15 August 2018

Dutch attorney on injunction Proceedings in The Netherlands

Category: Litigation

Injunction proceedings, often referred to as summary proceedings (“kort geding” in Dutch) are becoming a frequent occurrence in civil law cases. However, to be applicable, cases must be of an urgent nature.

Injunctions are often imposed as an order to comply with a court judgement or an order to desist all activities in relation to a certain issue and prevent the issuing of certain statements. To ensure success in the implementation of these injunctions, the court will normally attach strict penalties in failing to abide by them.

Urgency of injunction proceedings in Dutch court

The first hurdle to overcome in bringing forth injunction proceedings is to demonstrate the urgent nature of the case and thus prove the need for an injunction. Essentially, it must be proved that the matter at hand could only be reasonably resolved with an immediate remedy. In assessing a case, the court has the right to deny a request for this type of preliminary relief if there is not a real risk, or if the subject matter of the case is too complex in itself to rule on in summary proceedings.

Injunctions proceedings in the Netherlands
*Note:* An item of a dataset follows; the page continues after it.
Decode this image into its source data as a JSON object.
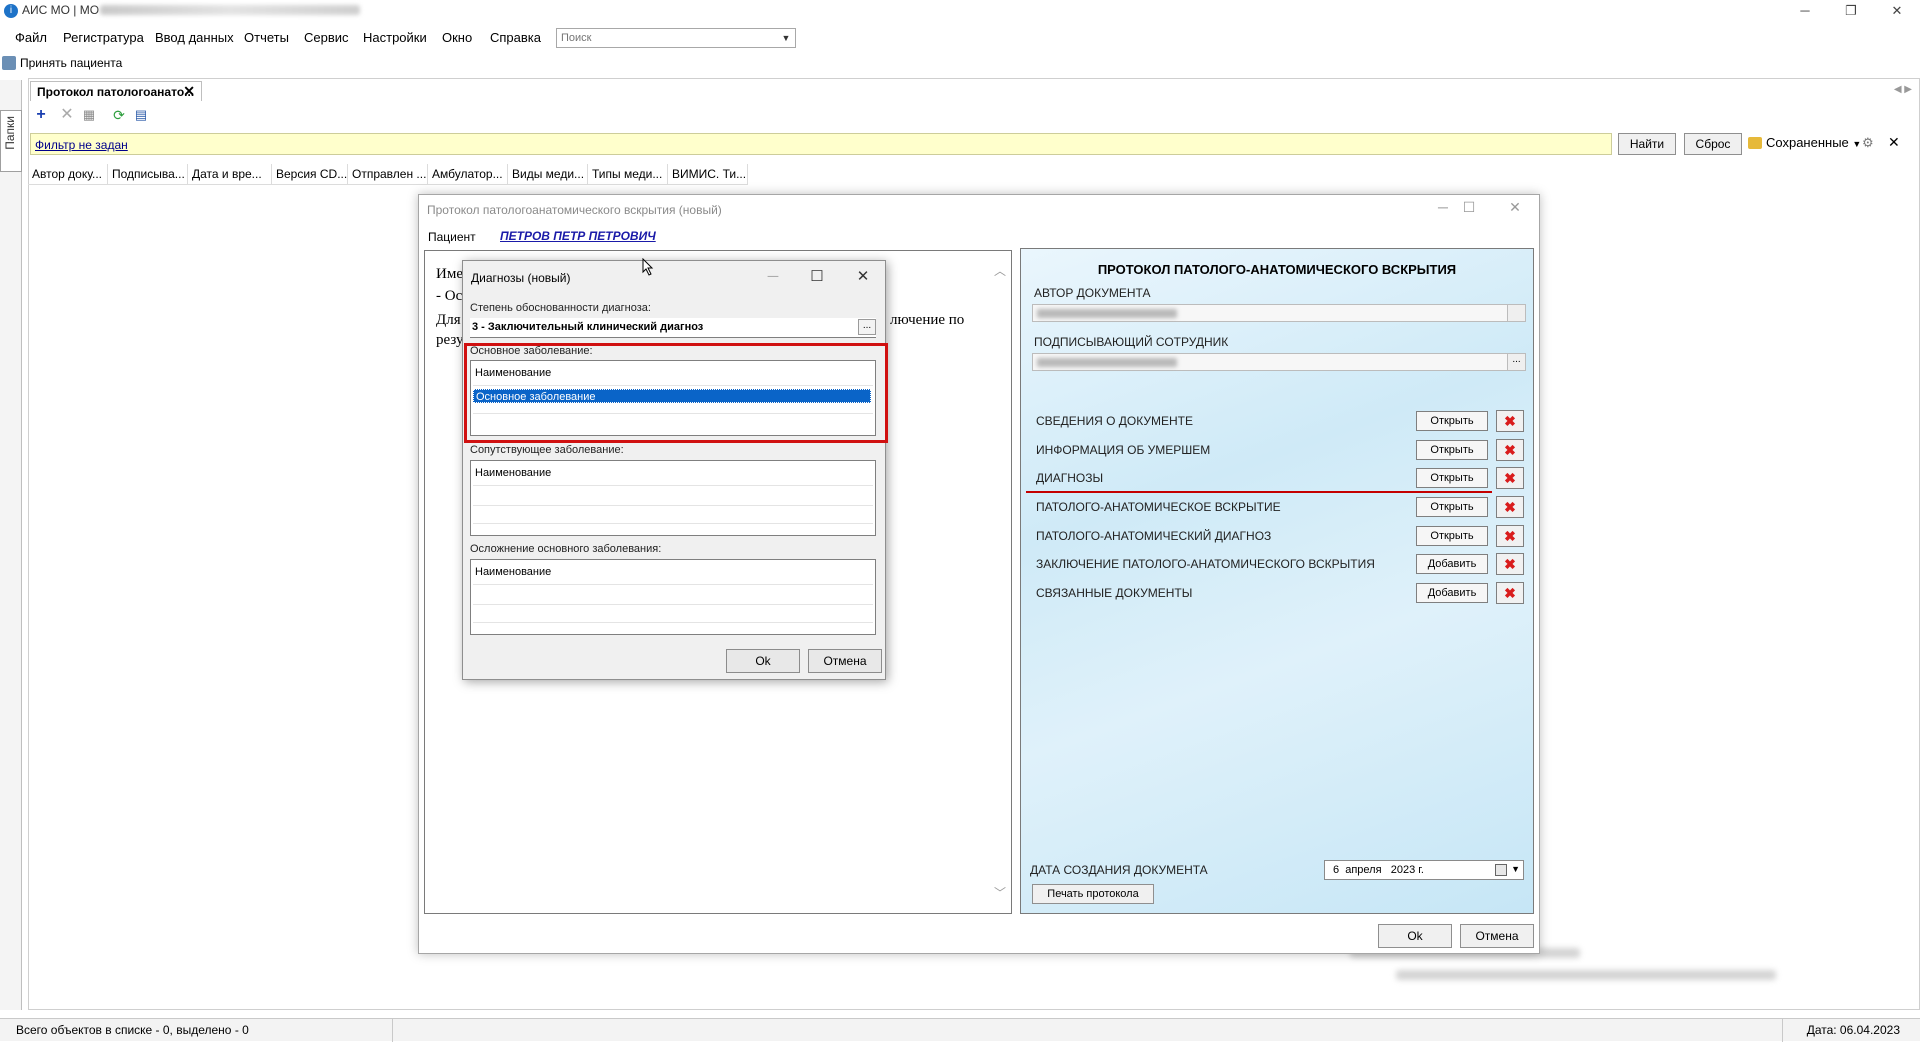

An injunction can be sought from the relevant court upon request of a hearing. The level of urgency in the case will dictate when this hearing will take place, which could range from the same day or up to four weeks. Once this has been settled, the opposing party must then be served a writ of summons. A defendant in the initial injunction proceedings is under no obligation to file a written statement, but may do so, to allow for a smoother and more time effective process.

A Temporary Remedy?

An injunction is usually considered an equitable remedy in most jurisdictions, that is to say, a temporary measure. Whilst this can be the case under Dutch Law, in most cases, there is technically no legal obligation to launch further proceedings once an injunction has been delivered. As such, the injunction could stand as the final decision in a case. This is more common when the party seeking the injunction has been awarded one. However, if this transpires, then there is a possibility for the other party to appeal.

Possibility to Appeal in Dutch court

A granted injunction can be appealed, however, it might no longer carry weight as an urgent case and the normal rules and procedure for an appeal will be applied. The appeal can take up to four weeks to be heard from the date of first judgement. In certain cases, where this sense of urgency persists, there is a possibility to be heard earlier. In these proceedings, both parties need to be represented by a Dutch attorney. A written statement must be submitted by each party. The parties also have the option to submit written evidence to support their case. In practice, the usual rule is that this evidence be submitted 24 hours before the appeal takes place.

The Judgement by Dutch court

The judge in these proceedings possesses substantial freedom in rendering a judgement. He is not subject to the stricter civil procedural rules found in the more usual cases heard before the court. The judge herself may rule that the case is far too complex to be heard in summary proceedings and dismiss the motion for an injunction.

If a judgement is given, it will not be legally binding upon a civil court in any subsequent proceedings. Although, in practice, it is generally used as a starting point or as some form of persuasive authority. It must be stressed that it is a provisional measure and can be revoked in further proceedings if necessary.

The general timeframe for a decision to be made and a ruling given, should be within one-two weeks of the hearing. However, cases that require more urgent attention can at times receive an immediate oral judgement, with the written decision following a week later.